As is typically the case with sports games, MLB The Show 23's reveal was primarily focused on its cover athlete. We learned that Jazz Chisholm Jr., a second baseman for the Miami Marlins, will grace the cover of the game. Like last year, the PS4, Xbox One, and Nintendo Switch versions of the game will cost $60, while players  on PS5 and Xbox Series X/S without Xbox Game Pass will need to pay $70. So far, no new gameplay features have been teased, although a blog post confirms that cross-platform multiplayer, saves, and progression across all versions of the game will return this year. 
So far, there's not a lot that actually seems new about MLB The Show 23, but this reveal concludes the genesis of a new era for the long-running baseball series. MLB The Show 23 will be released for PS4, PS5, Xbox One, Xbox Series X/S, and Nintendo Switch on March 28. 

Read more
God of War TV show officially ordered to series by Amazon
Kratos looks at the Leviathan Axe.

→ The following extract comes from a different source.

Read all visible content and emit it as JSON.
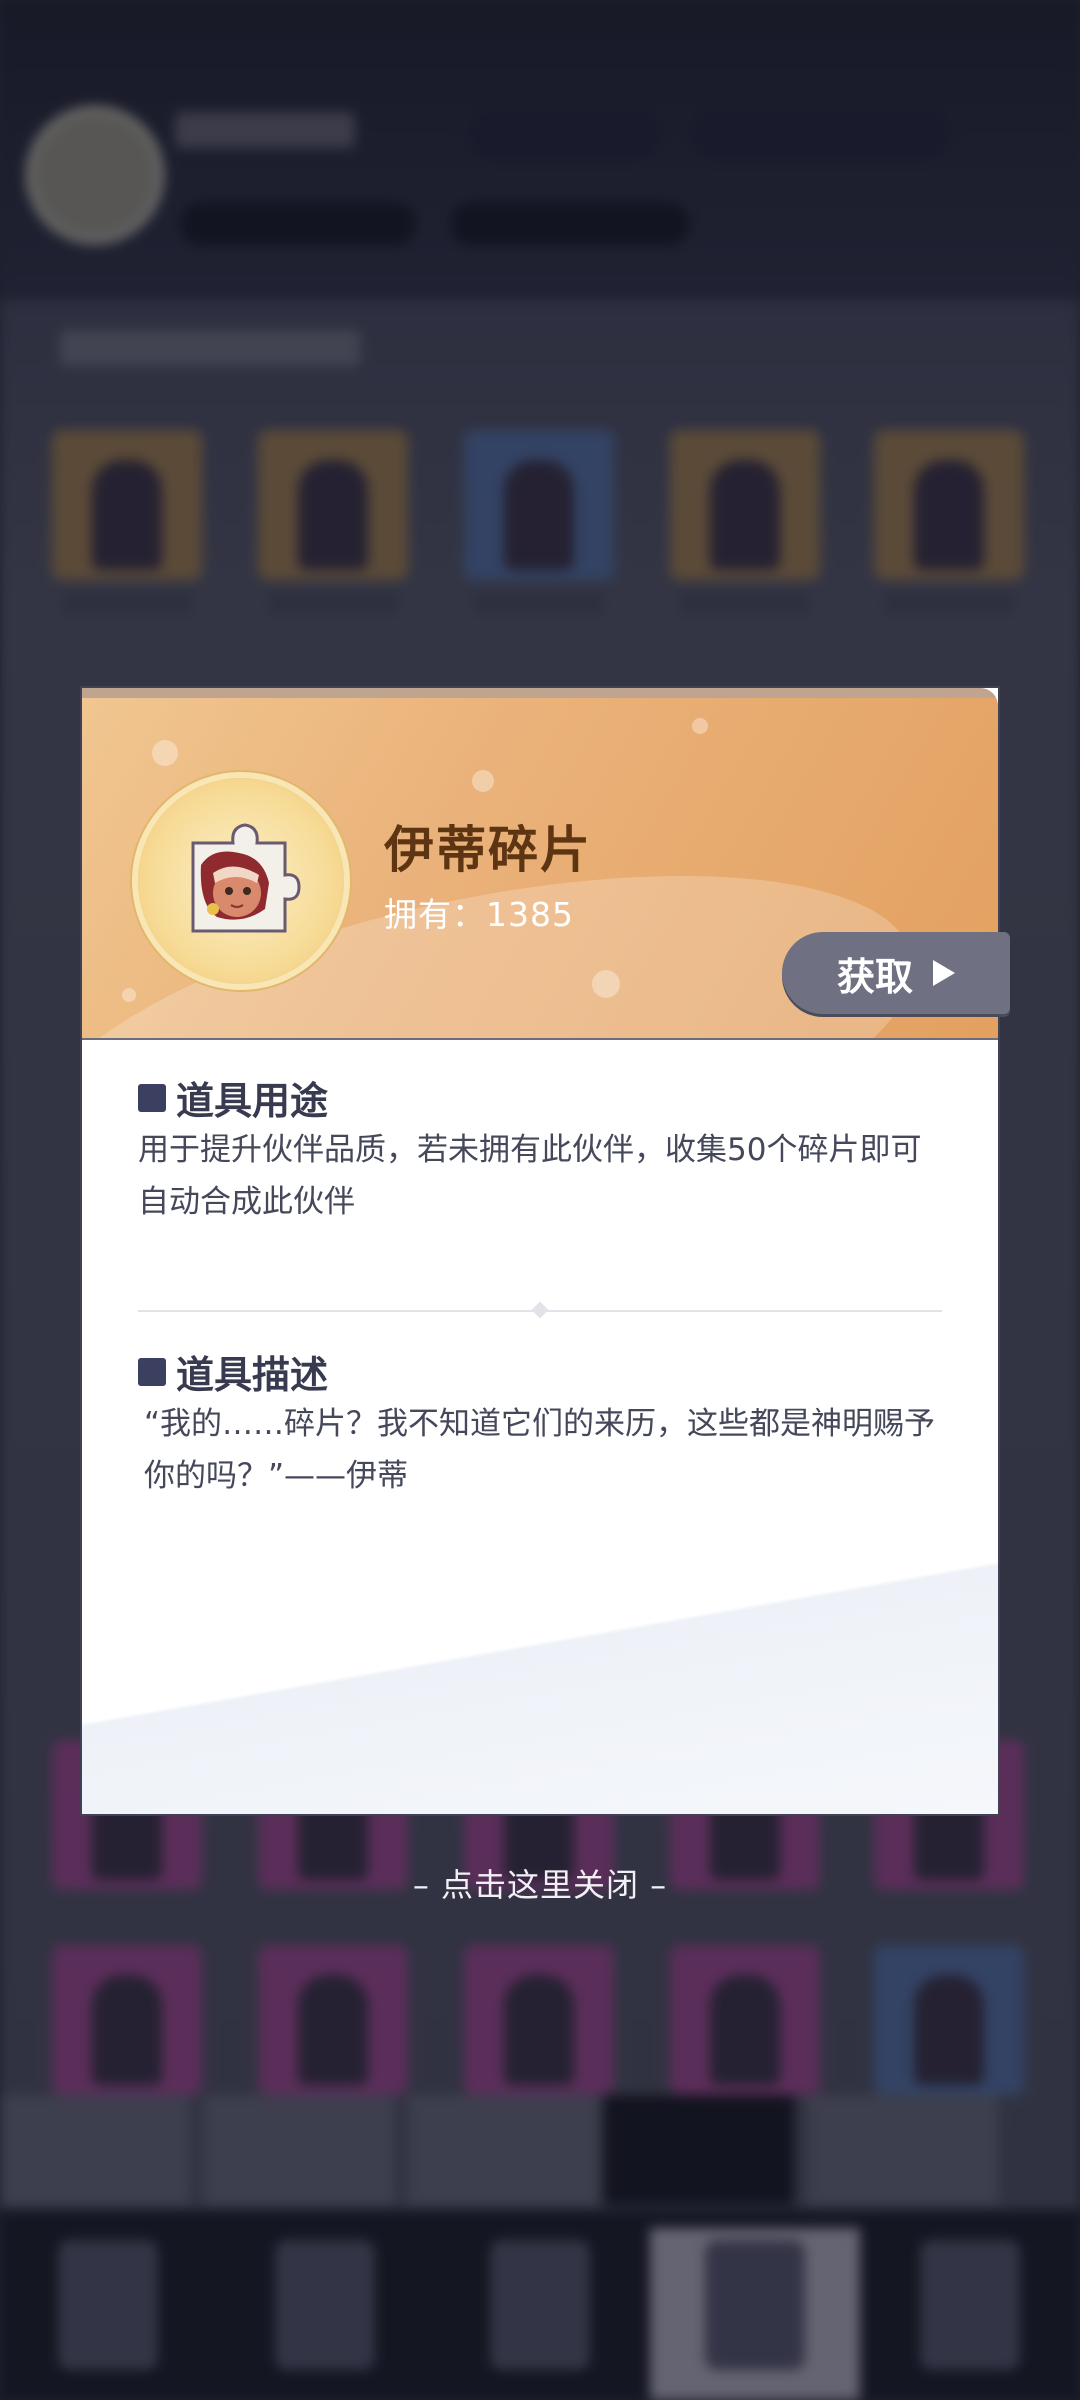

Amazon Studios and Sony Pictures Television will move forward with developing a live-action television series based on the God of War series of games.
Variety reports that Amazon has ordered this previously-rumored show to series and that it will focus on adapting the narrative of the 2018 game, where Kratos explores the Norse realms with his son Atreus while on a quest to spread his wife's ashes from the highest peak in Jotunheim. This God of War show will also add to a strong lineup of notable fantasy IP on Amazon Prime, as the service also features shows based on The Lord of the Rings and The Wheel of Time. In fact, The Wheel of Time executive producer Rafe Judkins will act as the God of War series' showrunner.
Joining Judkins will be writers Mark Fergus and Hawk Ostby, who are known for their work on Children of Men, 2008's Iron Man, Cowboys & Aliens, and The Expanse. God of War director Cory Barlog will be an executive producer alongside Asad Qizilbash, Carter Swan, Yumi Yang, Jeff Ketcham, and Roy Lee.
Recently, PlayStation has been making a significant push into the film and television scene with movies like Uncharted and shows like The Last of Us, which airs on HBO in January. Projects based on Twisted Metal, Ghost of Tsushima, and Jak & Daxter are also in the works. It makes sense to expand God of War to the medium of television, especially after November's God of War Ragnarok became Sony's fastest-selling first-party game of all time.
It will be interesting to see if any elements from that sequel, and the original trilogy on PS2 and PS4, also make their way into the first season of this show. The God of War live-action series does not currently have an announced release date or cast.  

Read more
The best PS5 exclusives of 2022: standouts from the console’s strong second year
Aloy stands in front of text that says The Best 2022 PS5 Exclusives of 2022.

The PlayStation 5 got off to a strong start with games like Demon's Souls in 2020, and kept that momentum going throughout 2021 with titles such as Ratchet & Clank: Rift Apart. It showed no signs of slowing down in 2022. Many great exclusives dropped this year, many of which we've known about since before the system even launched. The lineup is full of high-quality titles, many of which emphasize their gorgeous visuals and compelling narratives. From sequels to critically acclaimed titles to ambitious new franchises, these seven games stand as the best PS5 (and PS4) console exclusive games of 2022.
God of War Ragnarok

Not much needs to be said about God of War Ragnarok. It's a massive follow-up to the series' critically acclaimed 2018 soft reboot, and it goes bigger in almost every way. There are more gods to fight, realms to be explored, and weapons to take on hordes of foes with. God of War Ragnarok is a satisfying action game that tells a large-scale story, but it still takes time to focus on its characters and the journey of Kratos and Atreus as they learn to communicate better. Anyone who owns a PS5 or PS4 owes it to themselves to pick up God of War Ragnarok.
Gran Turismo 7

Read more